┌─ Records for this task

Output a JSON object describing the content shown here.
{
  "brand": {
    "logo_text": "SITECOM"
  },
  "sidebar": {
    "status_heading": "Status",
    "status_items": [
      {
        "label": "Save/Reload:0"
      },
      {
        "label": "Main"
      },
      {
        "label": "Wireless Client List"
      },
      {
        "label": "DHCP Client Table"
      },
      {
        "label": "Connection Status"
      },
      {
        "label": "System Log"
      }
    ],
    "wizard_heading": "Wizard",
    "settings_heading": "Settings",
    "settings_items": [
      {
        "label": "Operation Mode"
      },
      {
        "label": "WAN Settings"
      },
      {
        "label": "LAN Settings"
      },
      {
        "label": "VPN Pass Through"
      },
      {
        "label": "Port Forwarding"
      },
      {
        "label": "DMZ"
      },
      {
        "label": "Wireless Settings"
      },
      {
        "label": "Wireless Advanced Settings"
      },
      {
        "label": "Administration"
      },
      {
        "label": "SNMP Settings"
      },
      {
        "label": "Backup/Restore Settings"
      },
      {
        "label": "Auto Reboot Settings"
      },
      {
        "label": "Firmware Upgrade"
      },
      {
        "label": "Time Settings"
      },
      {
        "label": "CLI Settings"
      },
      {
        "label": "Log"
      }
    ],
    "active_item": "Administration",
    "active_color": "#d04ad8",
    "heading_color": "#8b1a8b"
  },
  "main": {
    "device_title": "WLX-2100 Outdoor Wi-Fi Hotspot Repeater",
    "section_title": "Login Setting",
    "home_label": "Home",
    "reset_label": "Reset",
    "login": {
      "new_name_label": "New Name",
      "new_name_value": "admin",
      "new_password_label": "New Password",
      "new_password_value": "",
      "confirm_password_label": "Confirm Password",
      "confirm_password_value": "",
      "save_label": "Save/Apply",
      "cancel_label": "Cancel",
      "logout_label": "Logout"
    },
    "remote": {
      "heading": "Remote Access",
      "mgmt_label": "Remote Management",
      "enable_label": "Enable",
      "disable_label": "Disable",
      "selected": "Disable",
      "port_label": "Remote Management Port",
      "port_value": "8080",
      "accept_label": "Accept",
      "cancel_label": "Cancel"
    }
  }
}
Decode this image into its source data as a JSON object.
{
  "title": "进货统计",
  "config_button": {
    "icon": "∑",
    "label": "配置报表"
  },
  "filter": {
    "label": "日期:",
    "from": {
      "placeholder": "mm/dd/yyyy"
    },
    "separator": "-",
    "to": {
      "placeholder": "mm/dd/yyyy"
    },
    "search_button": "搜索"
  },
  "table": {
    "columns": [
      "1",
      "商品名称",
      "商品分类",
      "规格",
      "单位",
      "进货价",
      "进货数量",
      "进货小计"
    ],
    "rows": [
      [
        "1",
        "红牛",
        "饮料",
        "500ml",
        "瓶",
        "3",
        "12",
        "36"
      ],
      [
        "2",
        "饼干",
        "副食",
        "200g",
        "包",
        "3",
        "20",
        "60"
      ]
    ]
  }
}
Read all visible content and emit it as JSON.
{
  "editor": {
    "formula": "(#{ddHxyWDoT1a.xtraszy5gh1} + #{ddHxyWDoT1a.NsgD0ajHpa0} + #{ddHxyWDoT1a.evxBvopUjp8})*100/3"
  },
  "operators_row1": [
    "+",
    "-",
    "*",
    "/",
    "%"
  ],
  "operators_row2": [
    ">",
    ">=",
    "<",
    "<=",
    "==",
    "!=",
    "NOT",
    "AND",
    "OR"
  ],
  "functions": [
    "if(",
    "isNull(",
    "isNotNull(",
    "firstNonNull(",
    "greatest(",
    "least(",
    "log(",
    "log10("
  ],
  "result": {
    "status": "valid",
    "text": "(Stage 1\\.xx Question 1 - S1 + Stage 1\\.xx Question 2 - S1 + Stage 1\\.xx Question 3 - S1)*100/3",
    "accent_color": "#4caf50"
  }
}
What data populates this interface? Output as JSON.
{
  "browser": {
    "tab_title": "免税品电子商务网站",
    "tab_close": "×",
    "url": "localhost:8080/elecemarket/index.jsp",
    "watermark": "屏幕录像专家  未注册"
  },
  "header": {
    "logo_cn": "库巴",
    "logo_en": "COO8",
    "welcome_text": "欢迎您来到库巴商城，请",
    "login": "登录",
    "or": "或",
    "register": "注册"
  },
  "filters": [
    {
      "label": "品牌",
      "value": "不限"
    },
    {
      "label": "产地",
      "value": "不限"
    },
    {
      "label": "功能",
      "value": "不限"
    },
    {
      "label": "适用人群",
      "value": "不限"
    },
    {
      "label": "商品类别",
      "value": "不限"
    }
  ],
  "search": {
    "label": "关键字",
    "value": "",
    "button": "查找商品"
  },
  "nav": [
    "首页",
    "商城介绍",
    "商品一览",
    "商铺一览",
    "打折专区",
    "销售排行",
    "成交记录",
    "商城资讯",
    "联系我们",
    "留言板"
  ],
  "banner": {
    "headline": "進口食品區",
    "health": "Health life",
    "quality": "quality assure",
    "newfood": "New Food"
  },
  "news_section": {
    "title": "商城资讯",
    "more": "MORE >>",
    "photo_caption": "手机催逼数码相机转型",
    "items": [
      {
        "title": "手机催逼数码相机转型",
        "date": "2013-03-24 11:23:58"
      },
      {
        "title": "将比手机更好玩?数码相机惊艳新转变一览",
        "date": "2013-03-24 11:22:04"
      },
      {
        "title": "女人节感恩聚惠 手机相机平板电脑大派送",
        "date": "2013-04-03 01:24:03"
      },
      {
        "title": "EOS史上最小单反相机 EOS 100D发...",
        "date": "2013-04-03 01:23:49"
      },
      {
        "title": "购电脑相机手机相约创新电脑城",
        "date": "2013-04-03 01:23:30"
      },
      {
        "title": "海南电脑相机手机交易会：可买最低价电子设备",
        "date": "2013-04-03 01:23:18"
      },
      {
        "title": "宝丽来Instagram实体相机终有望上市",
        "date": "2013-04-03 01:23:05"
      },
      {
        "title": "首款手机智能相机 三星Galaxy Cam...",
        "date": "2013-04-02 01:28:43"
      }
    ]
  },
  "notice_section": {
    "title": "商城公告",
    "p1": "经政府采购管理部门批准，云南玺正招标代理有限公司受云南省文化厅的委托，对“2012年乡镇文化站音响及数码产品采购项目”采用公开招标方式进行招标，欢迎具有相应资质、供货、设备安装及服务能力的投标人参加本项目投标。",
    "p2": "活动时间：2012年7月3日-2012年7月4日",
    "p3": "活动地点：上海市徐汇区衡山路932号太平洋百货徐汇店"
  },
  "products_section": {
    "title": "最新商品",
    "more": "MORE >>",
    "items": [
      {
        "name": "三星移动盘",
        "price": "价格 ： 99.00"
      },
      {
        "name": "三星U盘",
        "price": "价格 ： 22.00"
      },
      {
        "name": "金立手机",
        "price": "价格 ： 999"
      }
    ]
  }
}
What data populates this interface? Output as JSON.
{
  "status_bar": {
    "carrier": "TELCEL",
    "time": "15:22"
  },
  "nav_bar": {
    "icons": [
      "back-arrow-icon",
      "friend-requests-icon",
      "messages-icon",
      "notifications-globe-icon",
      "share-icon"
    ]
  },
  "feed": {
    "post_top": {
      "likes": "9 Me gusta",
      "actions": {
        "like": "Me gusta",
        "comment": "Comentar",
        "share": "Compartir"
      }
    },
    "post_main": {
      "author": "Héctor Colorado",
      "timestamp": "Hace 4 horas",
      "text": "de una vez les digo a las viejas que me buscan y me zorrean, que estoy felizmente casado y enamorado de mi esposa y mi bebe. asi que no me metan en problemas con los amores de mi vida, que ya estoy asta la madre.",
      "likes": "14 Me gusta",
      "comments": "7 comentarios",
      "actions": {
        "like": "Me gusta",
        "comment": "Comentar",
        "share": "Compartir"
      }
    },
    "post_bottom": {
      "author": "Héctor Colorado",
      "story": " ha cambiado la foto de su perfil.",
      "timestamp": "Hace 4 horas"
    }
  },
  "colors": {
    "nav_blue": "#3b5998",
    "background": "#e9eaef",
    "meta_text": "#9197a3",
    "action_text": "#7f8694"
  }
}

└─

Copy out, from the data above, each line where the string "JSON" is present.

▶ [Response to the exercise]
Output a JSON object describing the content shown here.
Decode this image into its source data as a JSON object.
Read all visible content and emit it as JSON.
What data populates this interface? Output as JSON.
What data populates this interface? Output as JSON.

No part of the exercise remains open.